There are more serial killer pictures circulating than there are actual serial killers. Most are garbage purporting to expose the facts. Sometimes they do, but more often than not a lot of artistic license is taken with the subject matter, one need only look at crap like Ed Gein: The Butcher of Plainfield
to understand. In cases such as in the above mentioned film, the "facts" have become sensationalized and embellished until what is left is so compromised it should not carry the name. These monsters kill real people, people with families, many members of which are still alive and must deal with the pain of their losses everyday. To take artistic license with the facts is a travesty and should not be done to entertain bubbleheads incapable of distinguishing between tabloid sensationalism and the truth.

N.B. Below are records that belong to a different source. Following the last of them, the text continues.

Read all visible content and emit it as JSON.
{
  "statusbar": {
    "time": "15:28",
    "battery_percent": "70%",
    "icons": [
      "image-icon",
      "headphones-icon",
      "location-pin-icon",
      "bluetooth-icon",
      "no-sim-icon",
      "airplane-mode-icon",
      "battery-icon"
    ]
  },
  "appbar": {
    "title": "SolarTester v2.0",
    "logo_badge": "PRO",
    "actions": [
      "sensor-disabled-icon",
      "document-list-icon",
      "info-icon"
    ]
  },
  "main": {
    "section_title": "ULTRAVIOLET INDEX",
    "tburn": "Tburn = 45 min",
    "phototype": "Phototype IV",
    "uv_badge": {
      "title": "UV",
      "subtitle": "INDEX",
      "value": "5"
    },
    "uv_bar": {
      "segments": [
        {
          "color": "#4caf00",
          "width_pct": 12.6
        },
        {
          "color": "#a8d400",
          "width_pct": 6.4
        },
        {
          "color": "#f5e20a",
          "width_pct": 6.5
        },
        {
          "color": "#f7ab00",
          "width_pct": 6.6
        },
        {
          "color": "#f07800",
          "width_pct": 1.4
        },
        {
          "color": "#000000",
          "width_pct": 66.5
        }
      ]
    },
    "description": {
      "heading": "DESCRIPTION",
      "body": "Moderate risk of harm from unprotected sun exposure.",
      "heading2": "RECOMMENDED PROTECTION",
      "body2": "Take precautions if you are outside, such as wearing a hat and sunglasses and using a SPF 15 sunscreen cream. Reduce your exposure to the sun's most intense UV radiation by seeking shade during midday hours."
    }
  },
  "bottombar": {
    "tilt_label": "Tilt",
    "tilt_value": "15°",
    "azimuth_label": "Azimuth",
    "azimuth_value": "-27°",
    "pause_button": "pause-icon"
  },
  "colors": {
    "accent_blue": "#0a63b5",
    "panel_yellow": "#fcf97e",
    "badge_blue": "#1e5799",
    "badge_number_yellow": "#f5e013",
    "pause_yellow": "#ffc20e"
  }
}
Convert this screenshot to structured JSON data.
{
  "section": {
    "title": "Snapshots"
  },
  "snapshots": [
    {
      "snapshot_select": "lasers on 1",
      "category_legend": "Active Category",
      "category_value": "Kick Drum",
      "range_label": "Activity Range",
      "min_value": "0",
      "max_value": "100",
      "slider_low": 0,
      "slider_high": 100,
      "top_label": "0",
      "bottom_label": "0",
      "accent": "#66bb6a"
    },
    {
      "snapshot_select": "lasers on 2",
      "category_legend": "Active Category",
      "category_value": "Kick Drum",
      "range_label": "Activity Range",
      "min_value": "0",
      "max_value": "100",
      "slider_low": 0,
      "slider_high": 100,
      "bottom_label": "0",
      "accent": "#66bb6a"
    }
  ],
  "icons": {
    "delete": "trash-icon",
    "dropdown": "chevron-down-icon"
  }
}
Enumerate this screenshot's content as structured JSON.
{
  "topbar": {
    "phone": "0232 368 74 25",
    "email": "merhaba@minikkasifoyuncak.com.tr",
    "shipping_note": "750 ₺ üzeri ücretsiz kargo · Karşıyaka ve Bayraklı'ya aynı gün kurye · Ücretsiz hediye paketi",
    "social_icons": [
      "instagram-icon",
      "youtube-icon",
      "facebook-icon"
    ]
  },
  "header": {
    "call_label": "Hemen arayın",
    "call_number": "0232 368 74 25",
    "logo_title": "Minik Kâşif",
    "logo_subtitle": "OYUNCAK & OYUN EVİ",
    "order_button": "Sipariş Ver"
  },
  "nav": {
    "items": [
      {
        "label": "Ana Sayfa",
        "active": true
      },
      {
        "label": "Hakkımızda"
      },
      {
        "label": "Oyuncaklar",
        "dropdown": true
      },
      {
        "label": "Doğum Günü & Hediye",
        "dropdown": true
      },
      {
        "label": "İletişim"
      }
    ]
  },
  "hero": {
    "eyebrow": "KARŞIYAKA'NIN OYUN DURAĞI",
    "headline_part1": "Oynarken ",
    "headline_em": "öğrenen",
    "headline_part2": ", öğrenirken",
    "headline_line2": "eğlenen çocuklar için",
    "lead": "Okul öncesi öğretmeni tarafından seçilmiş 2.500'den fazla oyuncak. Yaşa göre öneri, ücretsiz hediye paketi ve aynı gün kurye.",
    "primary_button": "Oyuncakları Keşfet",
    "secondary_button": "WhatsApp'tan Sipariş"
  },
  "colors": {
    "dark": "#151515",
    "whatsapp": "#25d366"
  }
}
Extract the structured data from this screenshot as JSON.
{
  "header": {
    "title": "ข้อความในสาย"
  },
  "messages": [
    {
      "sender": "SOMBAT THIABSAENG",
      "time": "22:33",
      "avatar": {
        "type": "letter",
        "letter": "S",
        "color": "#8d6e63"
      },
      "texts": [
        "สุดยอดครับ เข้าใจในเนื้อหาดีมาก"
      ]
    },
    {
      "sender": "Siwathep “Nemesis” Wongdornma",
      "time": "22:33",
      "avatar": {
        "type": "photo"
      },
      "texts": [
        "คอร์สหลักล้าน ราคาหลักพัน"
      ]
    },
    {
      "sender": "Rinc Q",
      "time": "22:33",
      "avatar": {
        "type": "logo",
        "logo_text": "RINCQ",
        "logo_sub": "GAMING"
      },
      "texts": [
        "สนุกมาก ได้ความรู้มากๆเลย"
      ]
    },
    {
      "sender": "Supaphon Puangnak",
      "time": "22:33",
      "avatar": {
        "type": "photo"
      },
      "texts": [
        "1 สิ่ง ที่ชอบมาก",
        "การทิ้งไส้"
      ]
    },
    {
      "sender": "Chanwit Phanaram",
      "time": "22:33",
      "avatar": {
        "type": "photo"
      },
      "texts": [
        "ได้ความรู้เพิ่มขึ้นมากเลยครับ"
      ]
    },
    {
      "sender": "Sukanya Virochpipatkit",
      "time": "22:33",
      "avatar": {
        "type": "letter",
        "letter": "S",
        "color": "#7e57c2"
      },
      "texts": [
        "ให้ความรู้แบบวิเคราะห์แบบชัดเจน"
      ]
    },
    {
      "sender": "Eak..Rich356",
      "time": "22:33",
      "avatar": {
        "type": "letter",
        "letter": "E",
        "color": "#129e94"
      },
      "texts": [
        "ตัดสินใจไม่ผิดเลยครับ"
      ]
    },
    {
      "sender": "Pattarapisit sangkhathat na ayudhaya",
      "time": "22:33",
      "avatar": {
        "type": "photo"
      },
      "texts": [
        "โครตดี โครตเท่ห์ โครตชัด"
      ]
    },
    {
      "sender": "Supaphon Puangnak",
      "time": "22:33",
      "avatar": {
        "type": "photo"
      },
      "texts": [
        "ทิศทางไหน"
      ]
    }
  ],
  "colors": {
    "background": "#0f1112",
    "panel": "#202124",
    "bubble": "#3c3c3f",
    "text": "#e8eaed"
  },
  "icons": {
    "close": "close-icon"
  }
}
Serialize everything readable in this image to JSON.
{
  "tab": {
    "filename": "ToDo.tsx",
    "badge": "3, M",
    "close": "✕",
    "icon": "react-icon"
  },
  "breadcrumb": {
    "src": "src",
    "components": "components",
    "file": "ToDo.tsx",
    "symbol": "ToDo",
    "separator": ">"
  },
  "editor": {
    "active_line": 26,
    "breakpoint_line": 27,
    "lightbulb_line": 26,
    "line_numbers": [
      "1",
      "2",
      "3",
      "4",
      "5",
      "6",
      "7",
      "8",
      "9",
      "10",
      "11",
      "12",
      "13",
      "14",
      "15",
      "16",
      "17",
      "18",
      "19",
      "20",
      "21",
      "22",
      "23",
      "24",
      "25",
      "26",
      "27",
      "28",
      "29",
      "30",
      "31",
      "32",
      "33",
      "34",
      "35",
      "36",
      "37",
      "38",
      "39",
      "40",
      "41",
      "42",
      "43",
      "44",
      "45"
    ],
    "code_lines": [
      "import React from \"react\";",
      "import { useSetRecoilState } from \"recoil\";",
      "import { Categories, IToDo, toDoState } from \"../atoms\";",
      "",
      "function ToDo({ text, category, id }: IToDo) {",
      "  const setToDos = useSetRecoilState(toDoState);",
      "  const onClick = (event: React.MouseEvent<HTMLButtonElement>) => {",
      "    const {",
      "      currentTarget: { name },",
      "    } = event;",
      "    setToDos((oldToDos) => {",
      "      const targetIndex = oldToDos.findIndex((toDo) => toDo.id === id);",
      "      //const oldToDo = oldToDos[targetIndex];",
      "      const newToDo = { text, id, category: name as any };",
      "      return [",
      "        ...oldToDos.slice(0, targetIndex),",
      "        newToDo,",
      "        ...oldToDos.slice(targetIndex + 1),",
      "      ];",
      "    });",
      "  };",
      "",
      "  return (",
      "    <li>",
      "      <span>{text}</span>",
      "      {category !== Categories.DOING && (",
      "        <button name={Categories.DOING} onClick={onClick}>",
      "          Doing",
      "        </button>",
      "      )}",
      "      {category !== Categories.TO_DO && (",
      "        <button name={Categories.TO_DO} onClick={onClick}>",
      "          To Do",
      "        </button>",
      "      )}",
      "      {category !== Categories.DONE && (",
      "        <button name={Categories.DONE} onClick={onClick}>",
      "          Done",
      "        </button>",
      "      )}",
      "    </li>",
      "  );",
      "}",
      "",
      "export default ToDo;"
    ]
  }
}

Filmmakers Paul South and William Taft thankfully have not done that in the case of Berdella. Instead they have taken the well documented facts of the story and have painstakingly recreated the monsters footsteps. Working from crime scene photographs and eyewitness testimony they have unleashed a graphic, thorough examination of this sociopath's exploits. After having watched the film I began checking the facts and found their telling of the tale to be a disturbingly realistic portrait of what was going on in Kansas City, Missouri in the 1980's.
Opening with a drunken Berdella (Seth Correa), staggering up the street, the film instantly plunges viewers into Bobby's world. This is in large part achieved via the performance of Seth Correa who expertly channels the same Bob Berdella I found while researching this review. Correa's take is nothing short of masterful. At no point watching this was my suspension of disbelief compromised. This combined with South and Taft's handling of the story never denigrates the material or cheapens the impact with inconsistencies. They lay it out plainly and without filter.
The only change in the facts is the victims names whom the filmmakers wisely changed to avoid drawing unnecessary attention to families involved. Aside from this, the film is shot in a documentarian fashion that presents viewers an uncompromising look at Berdella's day to day existence during the time frame of his crimes. South and Taft invite viewers to enter Bob's house and watch without safety nets, the machinations of insanity. If serial killers pique your morbid curiosity, Berdella, is a film you should not miss!